(DATA IN THIS EXERCISE)

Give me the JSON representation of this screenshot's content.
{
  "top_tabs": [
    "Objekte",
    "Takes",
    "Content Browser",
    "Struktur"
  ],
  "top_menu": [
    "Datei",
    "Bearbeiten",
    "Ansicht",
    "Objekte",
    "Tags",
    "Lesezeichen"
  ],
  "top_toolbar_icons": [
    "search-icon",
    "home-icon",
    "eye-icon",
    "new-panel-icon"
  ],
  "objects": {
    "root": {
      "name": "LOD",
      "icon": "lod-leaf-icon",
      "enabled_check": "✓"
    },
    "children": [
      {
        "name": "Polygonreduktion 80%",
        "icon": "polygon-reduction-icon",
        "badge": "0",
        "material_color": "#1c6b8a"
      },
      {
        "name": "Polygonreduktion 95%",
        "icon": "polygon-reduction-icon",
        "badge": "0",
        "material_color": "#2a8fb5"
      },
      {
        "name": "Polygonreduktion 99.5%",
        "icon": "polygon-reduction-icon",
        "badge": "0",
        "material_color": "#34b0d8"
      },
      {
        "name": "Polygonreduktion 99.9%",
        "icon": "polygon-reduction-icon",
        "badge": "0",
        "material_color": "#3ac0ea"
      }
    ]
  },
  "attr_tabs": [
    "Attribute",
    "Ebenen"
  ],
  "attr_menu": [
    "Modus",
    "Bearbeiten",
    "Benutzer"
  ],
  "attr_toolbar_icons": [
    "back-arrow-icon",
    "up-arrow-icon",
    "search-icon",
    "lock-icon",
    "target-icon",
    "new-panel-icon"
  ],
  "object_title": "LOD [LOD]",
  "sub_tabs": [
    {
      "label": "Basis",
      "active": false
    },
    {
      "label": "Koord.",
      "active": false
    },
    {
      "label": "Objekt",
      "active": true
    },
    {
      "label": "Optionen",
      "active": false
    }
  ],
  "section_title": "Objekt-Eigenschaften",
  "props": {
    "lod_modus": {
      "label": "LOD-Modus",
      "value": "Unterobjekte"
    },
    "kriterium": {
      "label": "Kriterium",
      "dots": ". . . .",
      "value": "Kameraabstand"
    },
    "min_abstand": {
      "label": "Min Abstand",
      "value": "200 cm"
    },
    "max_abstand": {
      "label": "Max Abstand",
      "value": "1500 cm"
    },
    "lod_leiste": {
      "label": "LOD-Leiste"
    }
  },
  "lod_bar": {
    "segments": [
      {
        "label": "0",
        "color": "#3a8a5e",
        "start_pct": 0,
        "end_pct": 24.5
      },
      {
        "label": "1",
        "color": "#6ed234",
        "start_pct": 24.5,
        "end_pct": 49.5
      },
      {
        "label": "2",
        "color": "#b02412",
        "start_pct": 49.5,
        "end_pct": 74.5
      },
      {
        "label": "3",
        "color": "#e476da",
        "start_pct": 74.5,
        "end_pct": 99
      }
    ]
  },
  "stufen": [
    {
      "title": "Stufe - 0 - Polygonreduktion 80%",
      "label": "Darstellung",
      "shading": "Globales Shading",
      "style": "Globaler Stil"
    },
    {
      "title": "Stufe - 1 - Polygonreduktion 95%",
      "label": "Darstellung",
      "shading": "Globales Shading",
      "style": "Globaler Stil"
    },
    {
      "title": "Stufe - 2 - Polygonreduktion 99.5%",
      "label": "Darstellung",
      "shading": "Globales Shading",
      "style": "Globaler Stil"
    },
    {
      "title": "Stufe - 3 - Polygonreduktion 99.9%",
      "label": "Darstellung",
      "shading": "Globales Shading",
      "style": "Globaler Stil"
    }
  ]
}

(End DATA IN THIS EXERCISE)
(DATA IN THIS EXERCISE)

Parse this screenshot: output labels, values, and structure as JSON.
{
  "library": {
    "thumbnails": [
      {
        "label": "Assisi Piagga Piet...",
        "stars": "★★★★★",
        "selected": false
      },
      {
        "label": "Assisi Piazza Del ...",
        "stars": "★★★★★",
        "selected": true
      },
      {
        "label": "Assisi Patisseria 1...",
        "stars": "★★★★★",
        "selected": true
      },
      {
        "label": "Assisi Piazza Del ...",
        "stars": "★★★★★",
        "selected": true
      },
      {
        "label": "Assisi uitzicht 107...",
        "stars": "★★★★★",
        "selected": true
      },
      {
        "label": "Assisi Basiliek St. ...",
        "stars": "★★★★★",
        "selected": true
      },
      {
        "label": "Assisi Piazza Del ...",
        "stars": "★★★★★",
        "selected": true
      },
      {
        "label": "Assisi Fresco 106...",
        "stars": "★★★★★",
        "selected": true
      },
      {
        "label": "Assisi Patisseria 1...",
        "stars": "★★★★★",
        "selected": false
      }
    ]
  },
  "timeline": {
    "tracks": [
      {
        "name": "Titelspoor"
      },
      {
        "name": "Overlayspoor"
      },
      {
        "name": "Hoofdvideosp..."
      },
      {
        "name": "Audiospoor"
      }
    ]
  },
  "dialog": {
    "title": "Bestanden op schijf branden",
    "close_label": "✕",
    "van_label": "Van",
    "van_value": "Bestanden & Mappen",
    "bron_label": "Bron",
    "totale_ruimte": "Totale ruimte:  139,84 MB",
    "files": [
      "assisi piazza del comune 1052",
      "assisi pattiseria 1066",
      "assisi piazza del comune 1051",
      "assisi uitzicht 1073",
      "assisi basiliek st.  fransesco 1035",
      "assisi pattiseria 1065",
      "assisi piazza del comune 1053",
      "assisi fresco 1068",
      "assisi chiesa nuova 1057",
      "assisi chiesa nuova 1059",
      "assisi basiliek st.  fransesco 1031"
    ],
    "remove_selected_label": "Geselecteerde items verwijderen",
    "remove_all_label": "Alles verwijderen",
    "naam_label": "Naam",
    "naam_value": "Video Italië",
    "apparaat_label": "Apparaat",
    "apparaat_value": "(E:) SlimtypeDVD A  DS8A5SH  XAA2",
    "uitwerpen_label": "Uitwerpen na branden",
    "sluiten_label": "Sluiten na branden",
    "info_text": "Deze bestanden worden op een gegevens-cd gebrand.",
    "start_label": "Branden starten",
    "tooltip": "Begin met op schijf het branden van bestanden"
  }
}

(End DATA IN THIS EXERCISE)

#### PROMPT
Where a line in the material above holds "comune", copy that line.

#### EXERCISE OUTPUT
      "assisi piazza del comune 1052",
      "assisi piazza del comune 1051",
      "assisi piazza del comune 1053",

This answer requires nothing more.